=== Exercise ===
Which lines have the string "accent"? Copy all of them from the entries below.

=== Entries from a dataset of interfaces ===
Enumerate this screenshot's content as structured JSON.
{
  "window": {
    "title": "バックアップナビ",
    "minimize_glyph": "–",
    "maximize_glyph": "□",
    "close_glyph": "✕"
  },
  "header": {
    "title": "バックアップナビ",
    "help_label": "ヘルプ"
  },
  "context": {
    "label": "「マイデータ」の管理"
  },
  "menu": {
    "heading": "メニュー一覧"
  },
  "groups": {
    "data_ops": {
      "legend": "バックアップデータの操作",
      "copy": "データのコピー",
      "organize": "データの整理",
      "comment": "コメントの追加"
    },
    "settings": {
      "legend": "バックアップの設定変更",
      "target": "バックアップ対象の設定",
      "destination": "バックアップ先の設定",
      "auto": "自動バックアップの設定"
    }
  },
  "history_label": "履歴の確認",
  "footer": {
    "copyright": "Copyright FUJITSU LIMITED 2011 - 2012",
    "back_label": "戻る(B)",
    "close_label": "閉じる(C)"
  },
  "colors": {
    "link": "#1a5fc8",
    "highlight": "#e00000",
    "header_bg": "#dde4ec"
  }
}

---

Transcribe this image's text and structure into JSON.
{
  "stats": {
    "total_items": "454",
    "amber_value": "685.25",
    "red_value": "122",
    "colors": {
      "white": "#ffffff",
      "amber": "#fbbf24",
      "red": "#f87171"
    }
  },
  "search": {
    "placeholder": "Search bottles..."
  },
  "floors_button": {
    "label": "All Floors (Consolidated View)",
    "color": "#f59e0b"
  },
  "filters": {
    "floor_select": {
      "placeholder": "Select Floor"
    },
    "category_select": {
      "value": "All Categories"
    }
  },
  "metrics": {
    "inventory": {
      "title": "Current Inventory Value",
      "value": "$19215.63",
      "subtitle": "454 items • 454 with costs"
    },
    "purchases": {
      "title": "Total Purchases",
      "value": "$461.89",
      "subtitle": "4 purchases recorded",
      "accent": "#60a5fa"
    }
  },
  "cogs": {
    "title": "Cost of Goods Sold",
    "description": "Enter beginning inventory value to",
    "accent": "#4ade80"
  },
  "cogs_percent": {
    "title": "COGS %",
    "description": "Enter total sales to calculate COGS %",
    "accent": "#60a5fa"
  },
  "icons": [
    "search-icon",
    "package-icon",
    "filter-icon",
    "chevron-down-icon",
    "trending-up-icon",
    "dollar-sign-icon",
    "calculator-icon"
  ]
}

=== Exercise response ===
      "accent": "#60a5fa"
    "accent": "#4ade80"
    "accent": "#60a5fa"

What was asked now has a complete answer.